Chemical Class/Use: Synthetic pyrethroid insecticide
Density: 1.29 g/cm3 (5)
H20 solubility: insoluble; 0.005 ug/ml (2); 2 ppb (5).
Solubility in other solvents: very soluble in organic solvents and aromatic hydrocarbons; slightly soluble in hexane (5)
Boiling point: > 450 degrees C (1)
Vapor pressure: < 1 x 10-7 Torr at 25 degrees C (1)
Koc: 1,000,000 gm/ml (2)


Sandoz Agro, Inc.
1300 E. Touhy Ave.
Des Plaines IL 60018
Telephone: 708-699-1616

Review by Basic Manufacturer:

Comments solicited: April, 1993
Comments received: May, 1993

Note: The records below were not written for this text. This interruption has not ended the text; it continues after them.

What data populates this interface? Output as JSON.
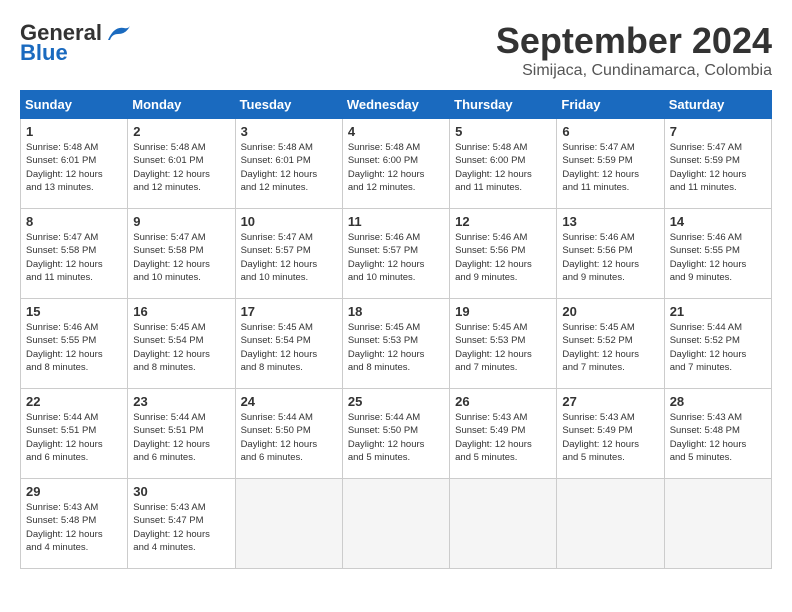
{
  "header": {
    "logo_general": "General",
    "logo_blue": "Blue",
    "month_title": "September 2024",
    "location": "Simijaca, Cundinamarca, Colombia"
  },
  "days_of_week": [
    "Sunday",
    "Monday",
    "Tuesday",
    "Wednesday",
    "Thursday",
    "Friday",
    "Saturday"
  ],
  "weeks": [
    [
      {
        "day": 1,
        "sunrise": "5:48 AM",
        "sunset": "6:01 PM",
        "daylight": "12 hours and 13 minutes."
      },
      {
        "day": 2,
        "sunrise": "5:48 AM",
        "sunset": "6:01 PM",
        "daylight": "12 hours and 12 minutes."
      },
      {
        "day": 3,
        "sunrise": "5:48 AM",
        "sunset": "6:01 PM",
        "daylight": "12 hours and 12 minutes."
      },
      {
        "day": 4,
        "sunrise": "5:48 AM",
        "sunset": "6:00 PM",
        "daylight": "12 hours and 12 minutes."
      },
      {
        "day": 5,
        "sunrise": "5:48 AM",
        "sunset": "6:00 PM",
        "daylight": "12 hours and 11 minutes."
      },
      {
        "day": 6,
        "sunrise": "5:47 AM",
        "sunset": "5:59 PM",
        "daylight": "12 hours and 11 minutes."
      },
      {
        "day": 7,
        "sunrise": "5:47 AM",
        "sunset": "5:59 PM",
        "daylight": "12 hours and 11 minutes."
      }
    ],
    [
      {
        "day": 8,
        "sunrise": "5:47 AM",
        "sunset": "5:58 PM",
        "daylight": "12 hours and 11 minutes."
      },
      {
        "day": 9,
        "sunrise": "5:47 AM",
        "sunset": "5:58 PM",
        "daylight": "12 hours and 10 minutes."
      },
      {
        "day": 10,
        "sunrise": "5:47 AM",
        "sunset": "5:57 PM",
        "daylight": "12 hours and 10 minutes."
      },
      {
        "day": 11,
        "sunrise": "5:46 AM",
        "sunset": "5:57 PM",
        "daylight": "12 hours and 10 minutes."
      },
      {
        "day": 12,
        "sunrise": "5:46 AM",
        "sunset": "5:56 PM",
        "daylight": "12 hours and 9 minutes."
      },
      {
        "day": 13,
        "sunrise": "5:46 AM",
        "sunset": "5:56 PM",
        "daylight": "12 hours and 9 minutes."
      },
      {
        "day": 14,
        "sunrise": "5:46 AM",
        "sunset": "5:55 PM",
        "daylight": "12 hours and 9 minutes."
      }
    ],
    [
      {
        "day": 15,
        "sunrise": "5:46 AM",
        "sunset": "5:55 PM",
        "daylight": "12 hours and 8 minutes."
      },
      {
        "day": 16,
        "sunrise": "5:45 AM",
        "sunset": "5:54 PM",
        "daylight": "12 hours and 8 minutes."
      },
      {
        "day": 17,
        "sunrise": "5:45 AM",
        "sunset": "5:54 PM",
        "daylight": "12 hours and 8 minutes."
      },
      {
        "day": 18,
        "sunrise": "5:45 AM",
        "sunset": "5:53 PM",
        "daylight": "12 hours and 8 minutes."
      },
      {
        "day": 19,
        "sunrise": "5:45 AM",
        "sunset": "5:53 PM",
        "daylight": "12 hours and 7 minutes."
      },
      {
        "day": 20,
        "sunrise": "5:45 AM",
        "sunset": "5:52 PM",
        "daylight": "12 hours and 7 minutes."
      },
      {
        "day": 21,
        "sunrise": "5:44 AM",
        "sunset": "5:52 PM",
        "daylight": "12 hours and 7 minutes."
      }
    ],
    [
      {
        "day": 22,
        "sunrise": "5:44 AM",
        "sunset": "5:51 PM",
        "daylight": "12 hours and 6 minutes."
      },
      {
        "day": 23,
        "sunrise": "5:44 AM",
        "sunset": "5:51 PM",
        "daylight": "12 hours and 6 minutes."
      },
      {
        "day": 24,
        "sunrise": "5:44 AM",
        "sunset": "5:50 PM",
        "daylight": "12 hours and 6 minutes."
      },
      {
        "day": 25,
        "sunrise": "5:44 AM",
        "sunset": "5:50 PM",
        "daylight": "12 hours and 5 minutes."
      },
      {
        "day": 26,
        "sunrise": "5:43 AM",
        "sunset": "5:49 PM",
        "daylight": "12 hours and 5 minutes."
      },
      {
        "day": 27,
        "sunrise": "5:43 AM",
        "sunset": "5:49 PM",
        "daylight": "12 hours and 5 minutes."
      },
      {
        "day": 28,
        "sunrise": "5:43 AM",
        "sunset": "5:48 PM",
        "daylight": "12 hours and 5 minutes."
      }
    ],
    [
      {
        "day": 29,
        "sunrise": "5:43 AM",
        "sunset": "5:48 PM",
        "daylight": "12 hours and 4 minutes."
      },
      {
        "day": 30,
        "sunrise": "5:43 AM",
        "sunset": "5:47 PM",
        "daylight": "12 hours and 4 minutes."
      },
      null,
      null,
      null,
      null,
      null
    ]
  ]
}
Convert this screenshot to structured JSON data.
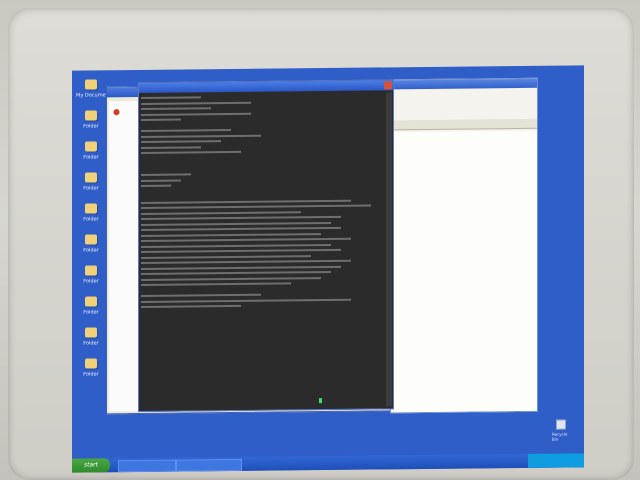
{
  "desktop": {
    "icons": [
      {
        "label": "My Documents",
        "icon": "folder-icon"
      },
      {
        "label": "Folder",
        "icon": "folder-icon"
      },
      {
        "label": "Folder",
        "icon": "folder-icon"
      },
      {
        "label": "Folder",
        "icon": "folder-icon"
      },
      {
        "label": "Folder",
        "icon": "folder-icon"
      },
      {
        "label": "Folder",
        "icon": "folder-icon"
      },
      {
        "label": "Folder",
        "icon": "folder-icon"
      },
      {
        "label": "Folder",
        "icon": "folder-icon"
      },
      {
        "label": "Folder",
        "icon": "folder-icon"
      },
      {
        "label": "Folder",
        "icon": "folder-icon"
      }
    ],
    "recycle_bin": "Recycle Bin"
  },
  "terminal": {
    "title": "",
    "cursor_color": "#3fe070"
  },
  "right_window": {
    "toolbar_text": ""
  },
  "taskbar": {
    "start_label": "start",
    "tasks": [
      "",
      ""
    ],
    "clock": ""
  },
  "colors": {
    "desktop": "#2f5ec8",
    "terminal_bg": "#2b2b2b",
    "titlebar": "#2a56c6"
  }
}
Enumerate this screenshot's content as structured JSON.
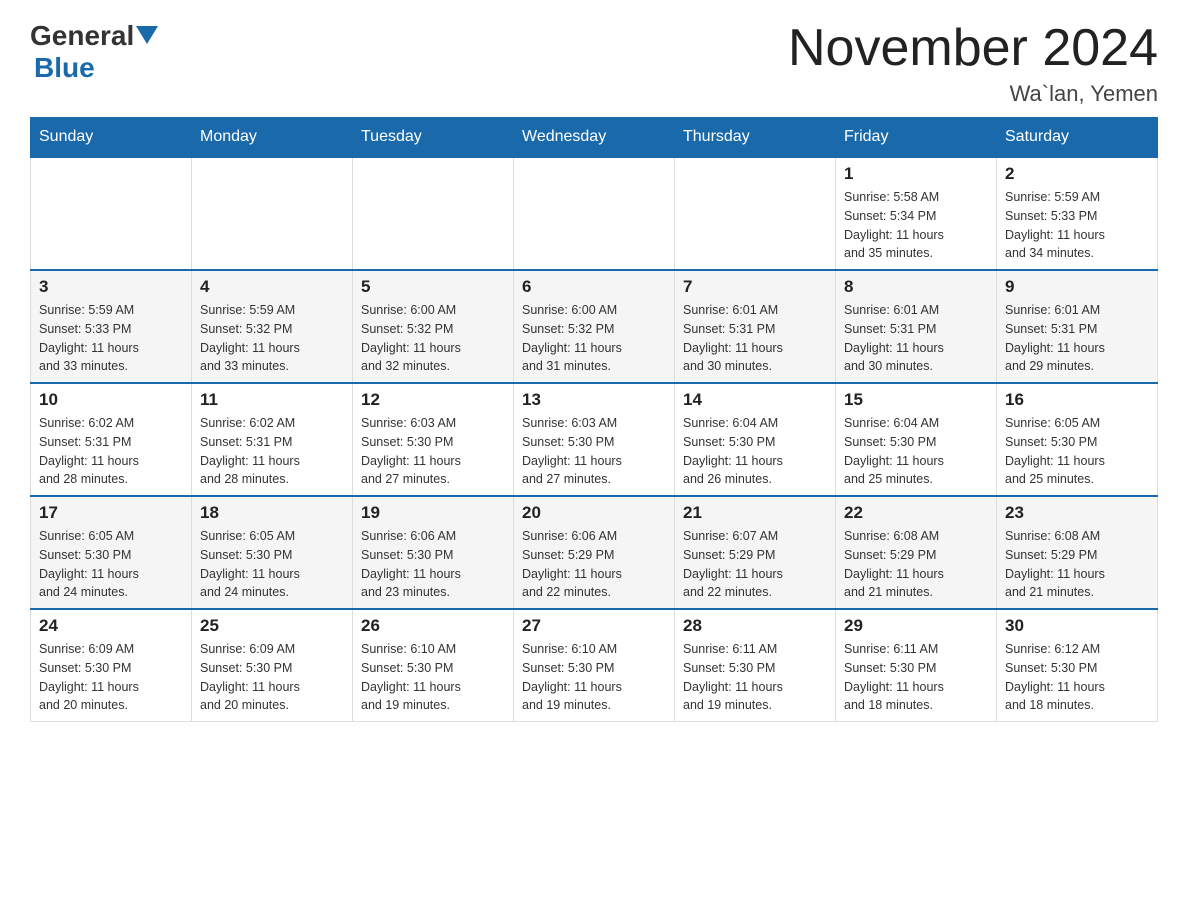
{
  "header": {
    "logo_general": "General",
    "logo_blue": "Blue",
    "month_title": "November 2024",
    "location": "Wa`lan, Yemen"
  },
  "weekdays": [
    "Sunday",
    "Monday",
    "Tuesday",
    "Wednesday",
    "Thursday",
    "Friday",
    "Saturday"
  ],
  "weeks": [
    [
      {
        "day": "",
        "info": ""
      },
      {
        "day": "",
        "info": ""
      },
      {
        "day": "",
        "info": ""
      },
      {
        "day": "",
        "info": ""
      },
      {
        "day": "",
        "info": ""
      },
      {
        "day": "1",
        "info": "Sunrise: 5:58 AM\nSunset: 5:34 PM\nDaylight: 11 hours\nand 35 minutes."
      },
      {
        "day": "2",
        "info": "Sunrise: 5:59 AM\nSunset: 5:33 PM\nDaylight: 11 hours\nand 34 minutes."
      }
    ],
    [
      {
        "day": "3",
        "info": "Sunrise: 5:59 AM\nSunset: 5:33 PM\nDaylight: 11 hours\nand 33 minutes."
      },
      {
        "day": "4",
        "info": "Sunrise: 5:59 AM\nSunset: 5:32 PM\nDaylight: 11 hours\nand 33 minutes."
      },
      {
        "day": "5",
        "info": "Sunrise: 6:00 AM\nSunset: 5:32 PM\nDaylight: 11 hours\nand 32 minutes."
      },
      {
        "day": "6",
        "info": "Sunrise: 6:00 AM\nSunset: 5:32 PM\nDaylight: 11 hours\nand 31 minutes."
      },
      {
        "day": "7",
        "info": "Sunrise: 6:01 AM\nSunset: 5:31 PM\nDaylight: 11 hours\nand 30 minutes."
      },
      {
        "day": "8",
        "info": "Sunrise: 6:01 AM\nSunset: 5:31 PM\nDaylight: 11 hours\nand 30 minutes."
      },
      {
        "day": "9",
        "info": "Sunrise: 6:01 AM\nSunset: 5:31 PM\nDaylight: 11 hours\nand 29 minutes."
      }
    ],
    [
      {
        "day": "10",
        "info": "Sunrise: 6:02 AM\nSunset: 5:31 PM\nDaylight: 11 hours\nand 28 minutes."
      },
      {
        "day": "11",
        "info": "Sunrise: 6:02 AM\nSunset: 5:31 PM\nDaylight: 11 hours\nand 28 minutes."
      },
      {
        "day": "12",
        "info": "Sunrise: 6:03 AM\nSunset: 5:30 PM\nDaylight: 11 hours\nand 27 minutes."
      },
      {
        "day": "13",
        "info": "Sunrise: 6:03 AM\nSunset: 5:30 PM\nDaylight: 11 hours\nand 27 minutes."
      },
      {
        "day": "14",
        "info": "Sunrise: 6:04 AM\nSunset: 5:30 PM\nDaylight: 11 hours\nand 26 minutes."
      },
      {
        "day": "15",
        "info": "Sunrise: 6:04 AM\nSunset: 5:30 PM\nDaylight: 11 hours\nand 25 minutes."
      },
      {
        "day": "16",
        "info": "Sunrise: 6:05 AM\nSunset: 5:30 PM\nDaylight: 11 hours\nand 25 minutes."
      }
    ],
    [
      {
        "day": "17",
        "info": "Sunrise: 6:05 AM\nSunset: 5:30 PM\nDaylight: 11 hours\nand 24 minutes."
      },
      {
        "day": "18",
        "info": "Sunrise: 6:05 AM\nSunset: 5:30 PM\nDaylight: 11 hours\nand 24 minutes."
      },
      {
        "day": "19",
        "info": "Sunrise: 6:06 AM\nSunset: 5:30 PM\nDaylight: 11 hours\nand 23 minutes."
      },
      {
        "day": "20",
        "info": "Sunrise: 6:06 AM\nSunset: 5:29 PM\nDaylight: 11 hours\nand 22 minutes."
      },
      {
        "day": "21",
        "info": "Sunrise: 6:07 AM\nSunset: 5:29 PM\nDaylight: 11 hours\nand 22 minutes."
      },
      {
        "day": "22",
        "info": "Sunrise: 6:08 AM\nSunset: 5:29 PM\nDaylight: 11 hours\nand 21 minutes."
      },
      {
        "day": "23",
        "info": "Sunrise: 6:08 AM\nSunset: 5:29 PM\nDaylight: 11 hours\nand 21 minutes."
      }
    ],
    [
      {
        "day": "24",
        "info": "Sunrise: 6:09 AM\nSunset: 5:30 PM\nDaylight: 11 hours\nand 20 minutes."
      },
      {
        "day": "25",
        "info": "Sunrise: 6:09 AM\nSunset: 5:30 PM\nDaylight: 11 hours\nand 20 minutes."
      },
      {
        "day": "26",
        "info": "Sunrise: 6:10 AM\nSunset: 5:30 PM\nDaylight: 11 hours\nand 19 minutes."
      },
      {
        "day": "27",
        "info": "Sunrise: 6:10 AM\nSunset: 5:30 PM\nDaylight: 11 hours\nand 19 minutes."
      },
      {
        "day": "28",
        "info": "Sunrise: 6:11 AM\nSunset: 5:30 PM\nDaylight: 11 hours\nand 19 minutes."
      },
      {
        "day": "29",
        "info": "Sunrise: 6:11 AM\nSunset: 5:30 PM\nDaylight: 11 hours\nand 18 minutes."
      },
      {
        "day": "30",
        "info": "Sunrise: 6:12 AM\nSunset: 5:30 PM\nDaylight: 11 hours\nand 18 minutes."
      }
    ]
  ]
}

  1. Meister, R.T. (ed.). 1992. Farm Chemicals Handbook '92. Meister Publishing Company, Willoughby, OH.
  2. U.S. Department of Agriculture, Soil Conservation Service. 1990 (Nov.). SCS/ARS/CES Pesticide Properties Database: Version 2.0 (Summary). USDA - Soil Conservation Service, Syracuse, NY.
  3. Maddy, K.T. et al. 1984 (Feb. 14). A study of fluvalinate dislodgeable degradation rates on orange foliage in Tulare County in California during May 1983. California Department of Food and Agriculture, Sacramento, CA.
  4. Occupational Health Services, Inc. 1993 (Nov. 17). MSDS for Resmethrin. OHS Inc., Secaucus, NJ.
  5. U.S. Environmental Protection Agency. March 31, 1986. Pesticide Fact Sheet Number 86: Fluvalinate. US EPA, Office of Pesticide Programs, Registration Div., Washington, DC.
  6. Waller, G.D., et al. 1988. Pyrethroid residues and toxicity to honeybees of selected pyrethroid formulations applied to cotton in Arizona. J. of Economic Entomology 81 (4): 1022-6.
  7. Muir, D.C.G., et al. 1985. Bioconcentration of cypermethrin, deltamethrin, fenvalerate and permethrin by Chironomus tentans larvae in sediment and water. Environmental Toxicology and Chemistry 4: 51-61.
  8. Bradbury, S.P. and J.R. Coats. 1989. Toxicokinetics and toxicodynamics of pyrethroid insecticides in fish. Environmental Toxicology and Chemistry 8: 373-380.
  9. Haya, K. 1989. Toxicity of pyrethroid insecticides to fish. Environmental Toxicology and Chemistry 8: 381-391.